> [Task item]
Copy each line of the data that has "true" in it.

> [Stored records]
——

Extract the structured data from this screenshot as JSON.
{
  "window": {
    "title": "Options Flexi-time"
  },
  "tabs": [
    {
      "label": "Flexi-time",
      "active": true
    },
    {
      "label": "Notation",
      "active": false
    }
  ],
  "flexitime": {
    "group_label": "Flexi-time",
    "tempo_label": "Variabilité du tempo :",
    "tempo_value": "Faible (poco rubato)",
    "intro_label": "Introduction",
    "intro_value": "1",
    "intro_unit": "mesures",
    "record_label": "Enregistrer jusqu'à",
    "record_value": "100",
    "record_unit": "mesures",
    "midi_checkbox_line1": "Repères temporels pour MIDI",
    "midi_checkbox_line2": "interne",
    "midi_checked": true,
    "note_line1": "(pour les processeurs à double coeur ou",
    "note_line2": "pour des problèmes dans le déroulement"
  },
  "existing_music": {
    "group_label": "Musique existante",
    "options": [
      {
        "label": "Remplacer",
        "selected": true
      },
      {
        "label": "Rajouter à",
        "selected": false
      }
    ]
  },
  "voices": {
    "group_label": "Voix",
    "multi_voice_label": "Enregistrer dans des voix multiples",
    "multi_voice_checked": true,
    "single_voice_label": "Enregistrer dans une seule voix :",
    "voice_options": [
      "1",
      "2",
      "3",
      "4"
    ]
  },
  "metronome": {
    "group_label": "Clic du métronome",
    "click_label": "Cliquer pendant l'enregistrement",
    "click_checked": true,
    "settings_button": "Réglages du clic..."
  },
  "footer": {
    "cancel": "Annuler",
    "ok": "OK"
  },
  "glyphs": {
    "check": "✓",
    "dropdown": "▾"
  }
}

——

> [Solved problem]
      "active": true
    "midi_checked": true,
        "selected": true
    "multi_voice_checked": true,
    "click_checked": true,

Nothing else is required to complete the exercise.